Beverly Durbin, mother to seven children, is one of those people who seem to find time for everything--including working full time as an office manager.
Her busy time, however, is Christmas, when she hawks her hand-painted whimsical musical wooden figures at various boutiques in Orange County.
All the figures are attached to music boxes.
She has been a regular seller at boutiques for 15 years, using the name Beverly's Musical Whimsicals.
"I'm very outgoing and maybe that's why my little people turn out so good," said Durbin, 53, of Yorba Linda. "I try to give them style, and everyone of them has its own personality. I get a lot of satisfaction out of making things with my hands."
As for other motivation, Durbin says frankly, "It may be mean to say, but I'm out for the money."
"It's really fun talking to the people who come to boutiques," she said.
Durbin was born in New Zealand, where she earned a business degree at a commercial college and later owned an interior design business.
"I can design anything that can be cut from wood," she said, noting that she most likely inherited her artistic ability from her father, a bus driver in New Zealand who moonlighted as a commercial artist.
"I drew a lot and painted a lot when I was a youngster, although I can't ever remember doing anything significant then," she said. "I've always felt I had artistic ability."

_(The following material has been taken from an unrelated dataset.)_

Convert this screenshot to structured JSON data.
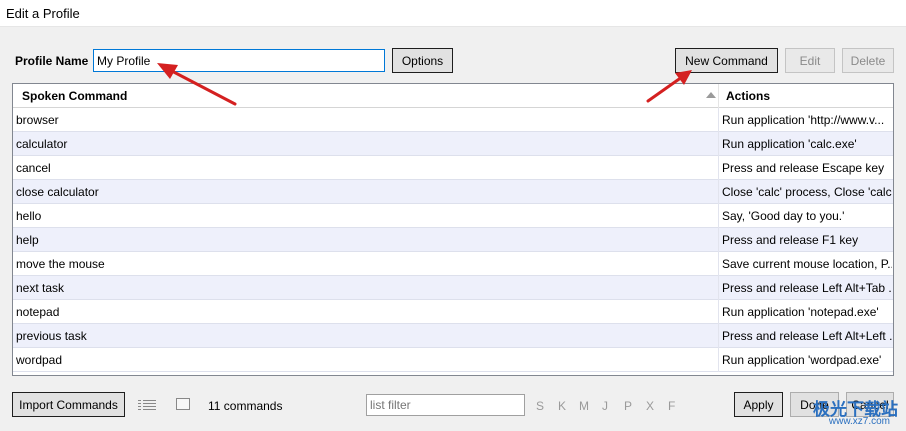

While money is the bottom line in making her wooden figures, she contends that there isn't all that much to earn.
"Crafters really don't make a lot of money," Durbin said. "You can't charge what they are really worth. If I charge $10 for a handmade item, I'm only making $5."
Despite the recession, boutique sales over the recent holidays were very good, she said.

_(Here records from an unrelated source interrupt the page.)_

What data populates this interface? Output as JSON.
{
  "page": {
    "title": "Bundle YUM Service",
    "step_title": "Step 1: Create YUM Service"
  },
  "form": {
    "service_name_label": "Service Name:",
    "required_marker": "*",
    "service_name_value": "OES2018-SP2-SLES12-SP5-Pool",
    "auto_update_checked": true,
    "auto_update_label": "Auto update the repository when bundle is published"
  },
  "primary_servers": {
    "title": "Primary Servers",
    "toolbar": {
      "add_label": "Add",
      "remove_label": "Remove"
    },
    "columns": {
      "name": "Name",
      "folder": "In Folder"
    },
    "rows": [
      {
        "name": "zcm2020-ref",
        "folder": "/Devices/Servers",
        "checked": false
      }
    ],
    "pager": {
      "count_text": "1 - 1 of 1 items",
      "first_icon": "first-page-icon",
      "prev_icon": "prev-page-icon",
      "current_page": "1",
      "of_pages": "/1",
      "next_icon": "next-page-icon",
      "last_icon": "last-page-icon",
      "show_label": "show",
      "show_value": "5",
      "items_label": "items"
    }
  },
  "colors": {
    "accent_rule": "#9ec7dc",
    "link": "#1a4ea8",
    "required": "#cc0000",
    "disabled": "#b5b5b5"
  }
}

"I had orders coming out of my ears," said Durbin.
And since boutiques attract regular customers, "we have to come up with new items all the time," said Durbin, who introduced Christmas trees and candy canes with hand-painted faces at her Christmas boutique last year.
Early on, admits Durbin, some of her ideas were gleaned from catalogues.

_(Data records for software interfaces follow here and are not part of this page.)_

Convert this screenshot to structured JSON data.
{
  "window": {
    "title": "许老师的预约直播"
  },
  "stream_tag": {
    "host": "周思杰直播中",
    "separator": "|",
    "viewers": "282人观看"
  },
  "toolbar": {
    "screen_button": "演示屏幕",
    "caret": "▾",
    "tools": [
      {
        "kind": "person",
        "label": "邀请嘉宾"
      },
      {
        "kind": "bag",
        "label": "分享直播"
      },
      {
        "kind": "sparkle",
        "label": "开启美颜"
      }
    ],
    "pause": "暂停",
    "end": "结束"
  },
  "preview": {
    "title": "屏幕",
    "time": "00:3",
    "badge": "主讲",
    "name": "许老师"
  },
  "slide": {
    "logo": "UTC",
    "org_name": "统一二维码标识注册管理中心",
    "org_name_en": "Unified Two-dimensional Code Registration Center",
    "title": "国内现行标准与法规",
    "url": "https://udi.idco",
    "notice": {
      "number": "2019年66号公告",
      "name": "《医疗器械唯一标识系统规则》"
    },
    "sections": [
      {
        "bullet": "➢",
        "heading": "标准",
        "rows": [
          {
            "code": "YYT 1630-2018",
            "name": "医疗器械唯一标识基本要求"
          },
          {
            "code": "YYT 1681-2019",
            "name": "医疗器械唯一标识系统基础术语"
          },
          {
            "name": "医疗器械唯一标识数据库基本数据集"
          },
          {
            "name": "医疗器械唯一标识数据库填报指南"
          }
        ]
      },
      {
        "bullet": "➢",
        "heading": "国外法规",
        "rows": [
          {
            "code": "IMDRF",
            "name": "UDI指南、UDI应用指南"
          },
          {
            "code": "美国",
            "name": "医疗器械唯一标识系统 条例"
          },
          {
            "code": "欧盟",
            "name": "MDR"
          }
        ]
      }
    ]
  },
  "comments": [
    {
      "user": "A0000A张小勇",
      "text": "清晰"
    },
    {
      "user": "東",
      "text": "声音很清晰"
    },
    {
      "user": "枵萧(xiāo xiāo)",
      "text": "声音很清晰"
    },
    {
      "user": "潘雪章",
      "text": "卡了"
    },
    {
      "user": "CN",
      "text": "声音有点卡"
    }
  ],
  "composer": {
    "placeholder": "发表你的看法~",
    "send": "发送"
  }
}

"I once saw a piece of wrapping paper and took the design to make a figure," she said. "I sold them for $30. I sold a lot of them."
Husband Donald Durbin, an aerospace contract estimator, cuts and assembles the cartoon figures for her.
At times, some of her children help.
Besides her regular job and her boutique business, Durbin is busy writing her life story.
"I want it on record for my children," she said.